Work item
Could you give the entries back exactly as they stand, minus any pictures?

=== Provided data ===

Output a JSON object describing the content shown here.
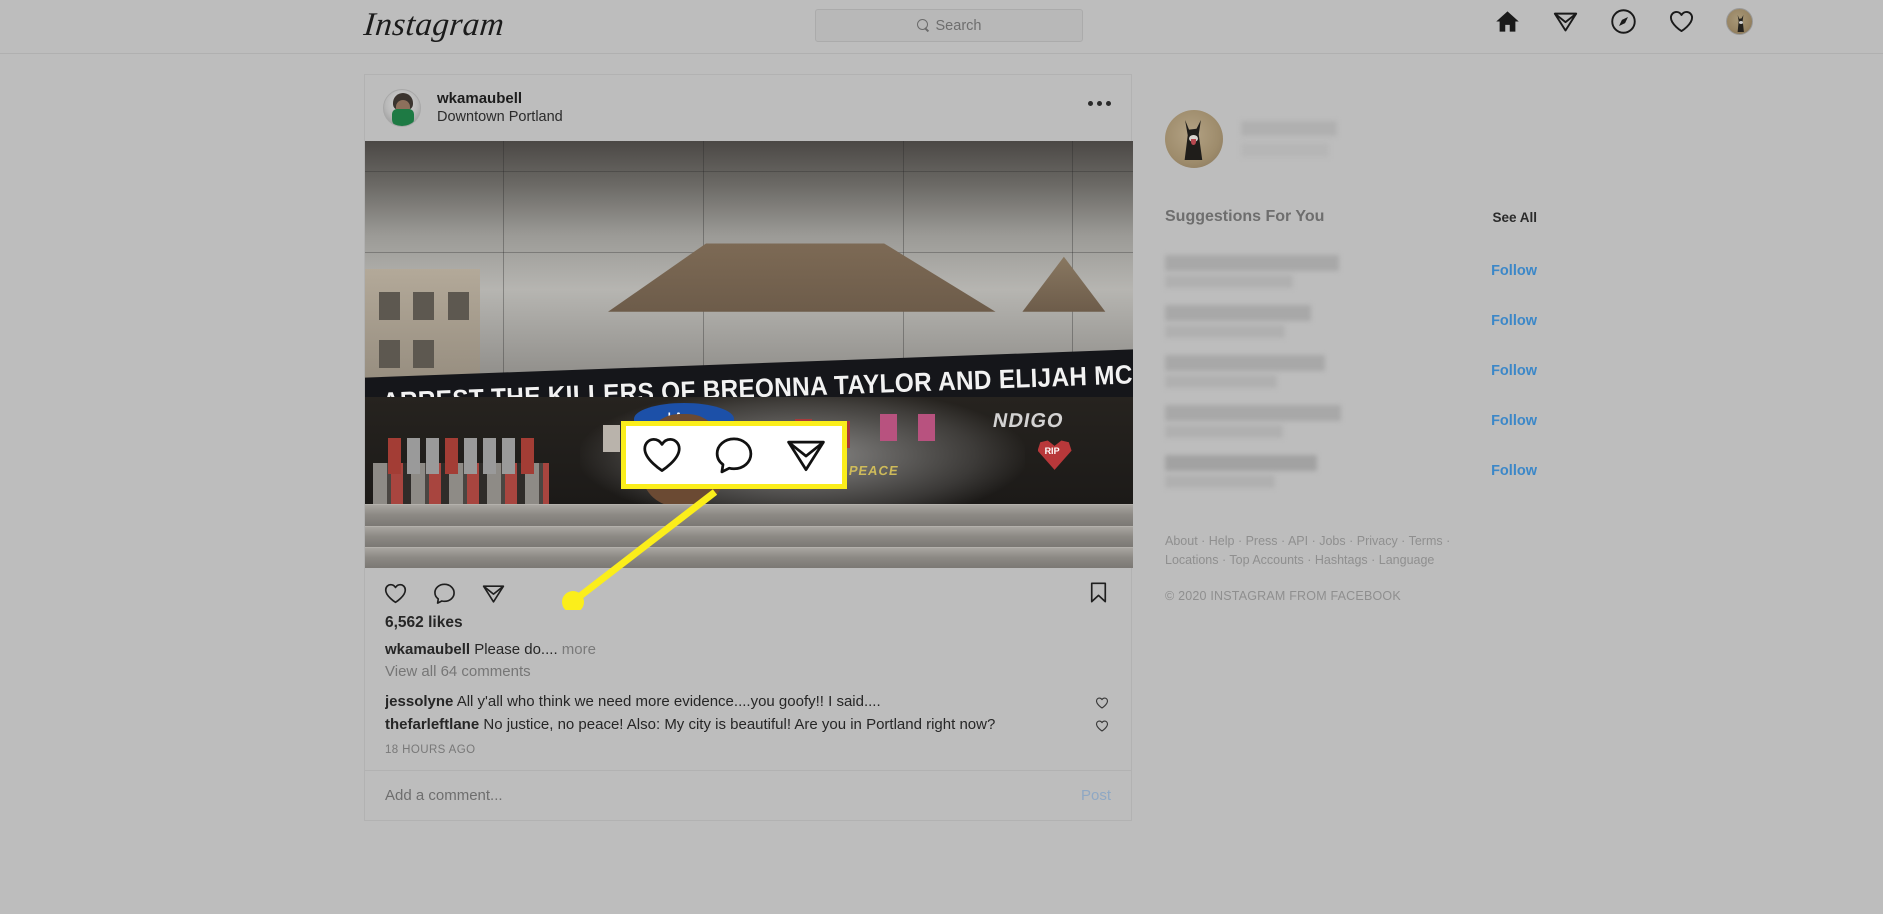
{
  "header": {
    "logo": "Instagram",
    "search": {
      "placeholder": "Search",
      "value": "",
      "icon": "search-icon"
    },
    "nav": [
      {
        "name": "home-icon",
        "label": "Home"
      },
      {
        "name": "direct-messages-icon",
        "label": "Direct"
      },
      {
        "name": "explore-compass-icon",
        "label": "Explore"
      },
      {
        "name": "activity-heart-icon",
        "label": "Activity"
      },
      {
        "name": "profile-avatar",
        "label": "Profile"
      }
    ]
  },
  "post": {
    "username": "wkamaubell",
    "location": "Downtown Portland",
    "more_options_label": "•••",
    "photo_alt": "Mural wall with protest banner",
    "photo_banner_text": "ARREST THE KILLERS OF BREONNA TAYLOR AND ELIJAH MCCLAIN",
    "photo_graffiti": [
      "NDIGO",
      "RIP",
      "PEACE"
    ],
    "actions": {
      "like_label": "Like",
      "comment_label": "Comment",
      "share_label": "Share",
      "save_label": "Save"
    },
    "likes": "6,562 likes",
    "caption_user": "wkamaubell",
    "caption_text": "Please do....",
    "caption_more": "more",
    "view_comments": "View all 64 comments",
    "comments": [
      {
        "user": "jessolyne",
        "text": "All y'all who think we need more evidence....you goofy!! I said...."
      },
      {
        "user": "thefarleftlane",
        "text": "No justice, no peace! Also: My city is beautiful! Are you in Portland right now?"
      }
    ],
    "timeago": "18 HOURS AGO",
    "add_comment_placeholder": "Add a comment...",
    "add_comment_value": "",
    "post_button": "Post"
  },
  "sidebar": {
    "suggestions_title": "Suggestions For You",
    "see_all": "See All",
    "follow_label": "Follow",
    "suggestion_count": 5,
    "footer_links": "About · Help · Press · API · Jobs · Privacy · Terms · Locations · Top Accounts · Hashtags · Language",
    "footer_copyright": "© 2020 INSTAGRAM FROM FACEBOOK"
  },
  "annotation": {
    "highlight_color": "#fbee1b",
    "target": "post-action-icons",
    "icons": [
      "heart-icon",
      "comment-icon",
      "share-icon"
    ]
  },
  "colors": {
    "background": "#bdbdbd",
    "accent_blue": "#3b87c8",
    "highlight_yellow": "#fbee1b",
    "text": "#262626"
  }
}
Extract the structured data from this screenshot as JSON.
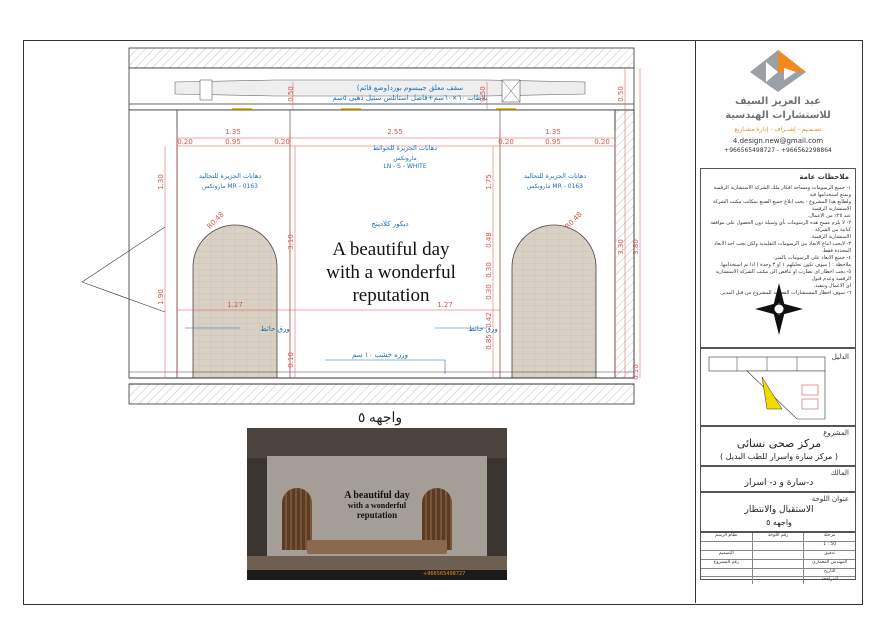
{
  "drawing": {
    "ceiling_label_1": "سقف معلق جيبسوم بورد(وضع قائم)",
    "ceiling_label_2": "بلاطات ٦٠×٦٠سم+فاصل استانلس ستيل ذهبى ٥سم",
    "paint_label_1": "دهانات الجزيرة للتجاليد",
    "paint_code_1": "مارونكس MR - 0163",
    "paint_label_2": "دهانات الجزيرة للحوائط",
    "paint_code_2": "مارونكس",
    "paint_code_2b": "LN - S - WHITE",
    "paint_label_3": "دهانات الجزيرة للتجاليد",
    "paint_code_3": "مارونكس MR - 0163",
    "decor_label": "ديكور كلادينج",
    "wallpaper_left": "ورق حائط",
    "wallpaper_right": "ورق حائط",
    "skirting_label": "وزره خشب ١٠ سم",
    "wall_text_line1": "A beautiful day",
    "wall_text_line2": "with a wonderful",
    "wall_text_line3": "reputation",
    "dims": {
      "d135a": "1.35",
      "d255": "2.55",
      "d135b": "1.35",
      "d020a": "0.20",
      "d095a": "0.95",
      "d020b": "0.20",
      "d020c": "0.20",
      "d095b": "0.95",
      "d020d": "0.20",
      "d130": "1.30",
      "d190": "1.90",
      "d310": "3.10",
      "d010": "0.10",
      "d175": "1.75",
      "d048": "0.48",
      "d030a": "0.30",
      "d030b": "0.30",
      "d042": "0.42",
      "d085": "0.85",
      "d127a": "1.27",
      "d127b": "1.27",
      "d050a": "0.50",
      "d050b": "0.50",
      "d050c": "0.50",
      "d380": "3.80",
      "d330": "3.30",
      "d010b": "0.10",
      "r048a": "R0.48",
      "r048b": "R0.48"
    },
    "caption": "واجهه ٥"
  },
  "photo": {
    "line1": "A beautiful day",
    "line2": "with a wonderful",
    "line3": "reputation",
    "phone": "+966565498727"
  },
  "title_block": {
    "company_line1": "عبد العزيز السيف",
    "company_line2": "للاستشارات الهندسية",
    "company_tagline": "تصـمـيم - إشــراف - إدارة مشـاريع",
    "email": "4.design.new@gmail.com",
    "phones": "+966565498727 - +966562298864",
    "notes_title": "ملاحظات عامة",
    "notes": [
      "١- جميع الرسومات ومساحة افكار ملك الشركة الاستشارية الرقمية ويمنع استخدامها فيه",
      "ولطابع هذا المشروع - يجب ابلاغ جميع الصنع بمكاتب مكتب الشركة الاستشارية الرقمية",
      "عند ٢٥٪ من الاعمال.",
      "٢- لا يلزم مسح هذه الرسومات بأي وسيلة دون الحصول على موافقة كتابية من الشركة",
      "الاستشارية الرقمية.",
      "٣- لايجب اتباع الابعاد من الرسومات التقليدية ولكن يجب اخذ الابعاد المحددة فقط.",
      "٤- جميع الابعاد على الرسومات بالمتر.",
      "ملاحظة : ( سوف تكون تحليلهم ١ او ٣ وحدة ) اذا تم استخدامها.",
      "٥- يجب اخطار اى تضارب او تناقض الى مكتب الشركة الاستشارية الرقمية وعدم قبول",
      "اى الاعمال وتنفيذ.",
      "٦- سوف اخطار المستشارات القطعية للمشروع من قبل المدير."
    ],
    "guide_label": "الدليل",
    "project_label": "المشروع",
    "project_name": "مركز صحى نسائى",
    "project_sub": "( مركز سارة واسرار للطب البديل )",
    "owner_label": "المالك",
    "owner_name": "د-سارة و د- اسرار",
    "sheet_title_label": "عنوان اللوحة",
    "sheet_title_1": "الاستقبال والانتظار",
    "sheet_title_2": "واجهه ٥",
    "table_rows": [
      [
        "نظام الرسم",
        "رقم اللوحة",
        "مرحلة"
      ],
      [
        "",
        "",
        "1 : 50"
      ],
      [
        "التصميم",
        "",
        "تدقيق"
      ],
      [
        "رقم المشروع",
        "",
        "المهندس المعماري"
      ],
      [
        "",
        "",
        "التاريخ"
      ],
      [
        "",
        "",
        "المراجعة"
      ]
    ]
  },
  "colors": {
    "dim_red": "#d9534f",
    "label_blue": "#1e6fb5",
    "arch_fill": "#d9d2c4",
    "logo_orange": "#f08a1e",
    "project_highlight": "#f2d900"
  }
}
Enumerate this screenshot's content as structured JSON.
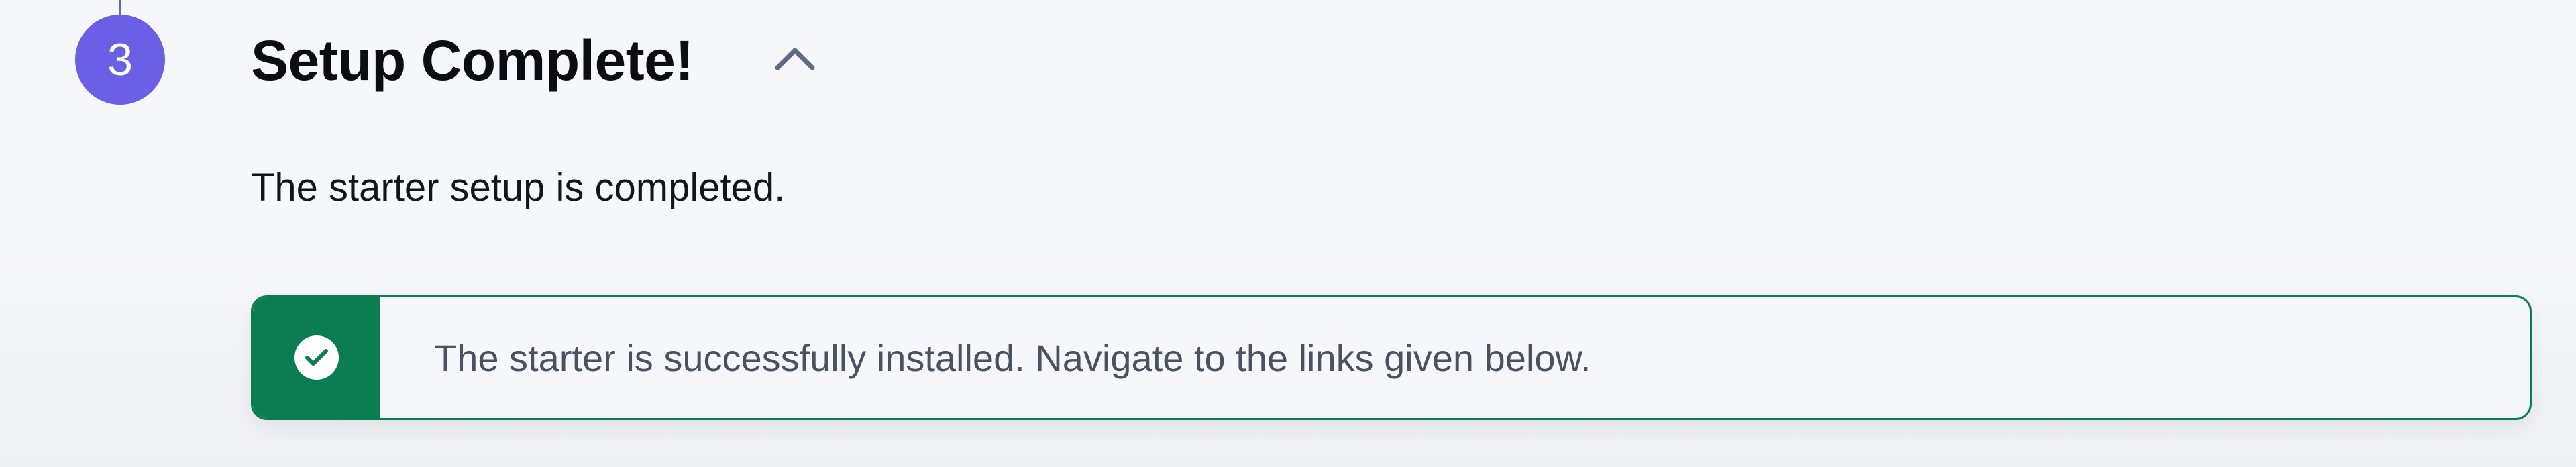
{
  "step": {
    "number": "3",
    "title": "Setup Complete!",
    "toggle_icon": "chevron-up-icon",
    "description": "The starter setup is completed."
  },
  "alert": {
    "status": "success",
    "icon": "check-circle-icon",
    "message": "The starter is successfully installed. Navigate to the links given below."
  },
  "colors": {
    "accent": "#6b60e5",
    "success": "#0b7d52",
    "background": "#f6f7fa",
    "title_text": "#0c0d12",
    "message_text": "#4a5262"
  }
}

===

Result of the task
Output a JSON object describing the content shown here.
{
  "header": {
    "logo": "Instagram",
    "search": {
      "placeholder": "Search",
      "value": "",
      "icon": "search-icon"
    },
    "nav": [
      {
        "name": "home-icon",
        "label": "Home"
      },
      {
        "name": "direct-messages-icon",
        "label": "Direct"
      },
      {
        "name": "explore-compass-icon",
        "label": "Explore"
      },
      {
        "name": "activity-heart-icon",
        "label": "Activity"
      },
      {
        "name": "profile-avatar",
        "label": "Profile"
      }
    ]
  },
  "post": {
    "username": "wkamaubell",
    "location": "Downtown Portland",
    "more_options_label": "•••",
    "photo_alt": "Mural wall with protest banner",
    "photo_banner_text": "ARREST THE KILLERS OF BREONNA TAYLOR AND ELIJAH MCCLAIN",
    "photo_graffiti": [
      "NDIGO",
      "RIP",
      "PEACE"
    ],
    "actions": {
      "like_label": "Like",
      "comment_label": "Comment",
      "share_label": "Share",
      "save_label": "Save"
    },
    "likes": "6,562 likes",
    "caption_user": "wkamaubell",
    "caption_text": "Please do....",
    "caption_more": "more",
    "view_comments": "View all 64 comments",
    "comments": [
      {
        "user": "jessolyne",
        "text": "All y'all who think we need more evidence....you goofy!! I said...."
      },
      {
        "user": "thefarleftlane",
        "text": "No justice, no peace! Also: My city is beautiful! Are you in Portland right now?"
      }
    ],
    "timeago": "18 HOURS AGO",
    "add_comment_placeholder": "Add a comment...",
    "add_comment_value": "",
    "post_button": "Post"
  },
  "sidebar": {
    "suggestions_title": "Suggestions For You",
    "see_all": "See All",
    "follow_label": "Follow",
    "suggestion_count": 5,
    "footer_links": "About · Help · Press · API · Jobs · Privacy · Terms · Locations · Top Accounts · Hashtags · Language",
    "footer_copyright": "© 2020 INSTAGRAM FROM FACEBOOK"
  },
  "annotation": {
    "highlight_color": "#fbee1b",
    "target": "post-action-icons",
    "icons": [
      "heart-icon",
      "comment-icon",
      "share-icon"
    ]
  },
  "colors": {
    "background": "#bdbdbd",
    "accent_blue": "#3b87c8",
    "highlight_yellow": "#fbee1b",
    "text": "#262626"
  }
}
Extract the structured data from this screenshot as JSON.
{
  "drawing": {
    "ceiling_label_1": "سقف معلق جيبسوم بورد(وضع قائم)",
    "ceiling_label_2": "بلاطات ٦٠×٦٠سم+فاصل استانلس ستيل ذهبى ٥سم",
    "paint_label_1": "دهانات الجزيرة للتجاليد",
    "paint_code_1": "مارونكس MR - 0163",
    "paint_label_2": "دهانات الجزيرة للحوائط",
    "paint_code_2": "مارونكس",
    "paint_code_2b": "LN - S - WHITE",
    "paint_label_3": "دهانات الجزيرة للتجاليد",
    "paint_code_3": "مارونكس MR - 0163",
    "decor_label": "ديكور كلادينج",
    "wallpaper_left": "ورق حائط",
    "wallpaper_right": "ورق حائط",
    "skirting_label": "وزره خشب ١٠ سم",
    "wall_text_line1": "A beautiful day",
    "wall_text_line2": "with a wonderful",
    "wall_text_line3": "reputation",
    "dims": {
      "d135a": "1.35",
      "d255": "2.55",
      "d135b": "1.35",
      "d020a": "0.20",
      "d095a": "0.95",
      "d020b": "0.20",
      "d020c": "0.20",
      "d095b": "0.95",
      "d020d": "0.20",
      "d130": "1.30",
      "d190": "1.90",
      "d310": "3.10",
      "d010": "0.10",
      "d175": "1.75",
      "d048": "0.48",
      "d030a": "0.30",
      "d030b": "0.30",
      "d042": "0.42",
      "d085": "0.85",
      "d127a": "1.27",
      "d127b": "1.27",
      "d050a": "0.50",
      "d050b": "0.50",
      "d050c": "0.50",
      "d380": "3.80",
      "d330": "3.30",
      "d010b": "0.10",
      "r048a": "R0.48",
      "r048b": "R0.48"
    },
    "caption": "واجهه ٥"
  },
  "photo": {
    "line1": "A beautiful day",
    "line2": "with a wonderful",
    "line3": "reputation",
    "phone": "+966565498727"
  },
  "title_block": {
    "company_line1": "عبد العزيز السيف",
    "company_line2": "للاستشارات الهندسية",
    "company_tagline": "تصـمـيم - إشــراف - إدارة مشـاريع",
    "email": "4.design.new@gmail.com",
    "phones": "+966565498727 - +966562298864",
    "notes_title": "ملاحظات عامة",
    "notes": [
      "١- جميع الرسومات ومساحة افكار ملك الشركة الاستشارية الرقمية ويمنع استخدامها فيه",
      "ولطابع هذا المشروع - يجب ابلاغ جميع الصنع بمكاتب مكتب الشركة الاستشارية الرقمية",
      "عند ٢٥٪ من الاعمال.",
      "٢- لا يلزم مسح هذه الرسومات بأي وسيلة دون الحصول على موافقة كتابية من الشركة",
      "الاستشارية الرقمية.",
      "٣- لايجب اتباع الابعاد من الرسومات التقليدية ولكن يجب اخذ الابعاد المحددة فقط.",
      "٤- جميع الابعاد على الرسومات بالمتر.",
      "ملاحظة : ( سوف تكون تحليلهم ١ او ٣ وحدة ) اذا تم استخدامها.",
      "٥- يجب اخطار اى تضارب او تناقض الى مكتب الشركة الاستشارية الرقمية وعدم قبول",
      "اى الاعمال وتنفيذ.",
      "٦- سوف اخطار المستشارات القطعية للمشروع من قبل المدير."
    ],
    "guide_label": "الدليل",
    "project_label": "المشروع",
    "project_name": "مركز صحى نسائى",
    "project_sub": "( مركز سارة واسرار للطب البديل )",
    "owner_label": "المالك",
    "owner_name": "د-سارة و د- اسرار",
    "sheet_title_label": "عنوان اللوحة",
    "sheet_title_1": "الاستقبال والانتظار",
    "sheet_title_2": "واجهه ٥",
    "table_rows": [
      [
        "نظام الرسم",
        "رقم اللوحة",
        "مرحلة"
      ],
      [
        "",
        "",
        "1 : 50"
      ],
      [
        "التصميم",
        "",
        "تدقيق"
      ],
      [
        "رقم المشروع",
        "",
        "المهندس المعماري"
      ],
      [
        "",
        "",
        "التاريخ"
      ],
      [
        "",
        "",
        "المراجعة"
      ]
    ]
  },
  "colors": {
    "dim_red": "#d9534f",
    "label_blue": "#1e6fb5",
    "arch_fill": "#d9d2c4",
    "logo_orange": "#f08a1e",
    "project_highlight": "#f2d900"
  }
}
Enumerate this screenshot's content as structured JSON.
{
  "step": {
    "number": "3",
    "title": "Setup Complete!",
    "toggle_icon": "chevron-up-icon",
    "description": "The starter setup is completed."
  },
  "alert": {
    "status": "success",
    "icon": "check-circle-icon",
    "message": "The starter is successfully installed. Navigate to the links given below."
  },
  "colors": {
    "accent": "#6b60e5",
    "success": "#0b7d52",
    "background": "#f6f7fa",
    "title_text": "#0c0d12",
    "message_text": "#4a5262"
  }
}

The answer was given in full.